▶ [The data]
★ ★ ★ ★

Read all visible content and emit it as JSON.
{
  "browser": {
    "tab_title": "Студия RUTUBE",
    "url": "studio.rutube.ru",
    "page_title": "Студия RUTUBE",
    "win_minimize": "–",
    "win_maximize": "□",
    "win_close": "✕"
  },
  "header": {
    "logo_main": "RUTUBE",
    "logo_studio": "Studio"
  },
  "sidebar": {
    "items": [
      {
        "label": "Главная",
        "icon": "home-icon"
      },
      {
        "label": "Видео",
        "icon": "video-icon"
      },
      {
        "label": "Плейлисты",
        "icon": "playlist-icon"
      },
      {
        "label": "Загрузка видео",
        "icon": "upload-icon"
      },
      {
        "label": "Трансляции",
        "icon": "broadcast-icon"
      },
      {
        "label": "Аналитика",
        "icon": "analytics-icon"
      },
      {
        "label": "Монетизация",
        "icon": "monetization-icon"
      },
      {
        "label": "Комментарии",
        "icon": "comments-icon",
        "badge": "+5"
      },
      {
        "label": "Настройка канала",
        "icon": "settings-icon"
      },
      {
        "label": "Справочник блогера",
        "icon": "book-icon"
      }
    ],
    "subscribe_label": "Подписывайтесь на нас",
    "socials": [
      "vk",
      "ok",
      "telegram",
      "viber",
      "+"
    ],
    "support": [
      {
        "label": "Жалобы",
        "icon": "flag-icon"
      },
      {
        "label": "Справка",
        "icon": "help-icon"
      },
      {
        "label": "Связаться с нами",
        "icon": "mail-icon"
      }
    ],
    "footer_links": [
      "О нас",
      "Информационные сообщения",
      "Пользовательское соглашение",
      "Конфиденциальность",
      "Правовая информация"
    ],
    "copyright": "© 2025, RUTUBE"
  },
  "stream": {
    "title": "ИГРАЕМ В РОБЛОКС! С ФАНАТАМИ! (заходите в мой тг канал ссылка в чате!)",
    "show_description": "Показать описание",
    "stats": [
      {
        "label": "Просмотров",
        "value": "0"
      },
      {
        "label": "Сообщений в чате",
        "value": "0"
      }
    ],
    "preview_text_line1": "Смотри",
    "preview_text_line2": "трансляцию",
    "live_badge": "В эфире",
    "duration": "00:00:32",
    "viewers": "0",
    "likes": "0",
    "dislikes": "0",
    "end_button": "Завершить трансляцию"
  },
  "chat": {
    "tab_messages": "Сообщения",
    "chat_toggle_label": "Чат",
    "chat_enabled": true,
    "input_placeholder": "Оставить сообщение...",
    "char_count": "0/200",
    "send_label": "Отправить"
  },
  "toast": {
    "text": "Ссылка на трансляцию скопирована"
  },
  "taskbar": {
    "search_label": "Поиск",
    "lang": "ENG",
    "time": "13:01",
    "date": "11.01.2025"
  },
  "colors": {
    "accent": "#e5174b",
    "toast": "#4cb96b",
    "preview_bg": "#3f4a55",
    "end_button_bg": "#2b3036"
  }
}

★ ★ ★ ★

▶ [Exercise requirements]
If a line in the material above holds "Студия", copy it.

▶ [Answer box]
    "tab_title": "Студия RUTUBE",
    "page_title": "Студия RUTUBE",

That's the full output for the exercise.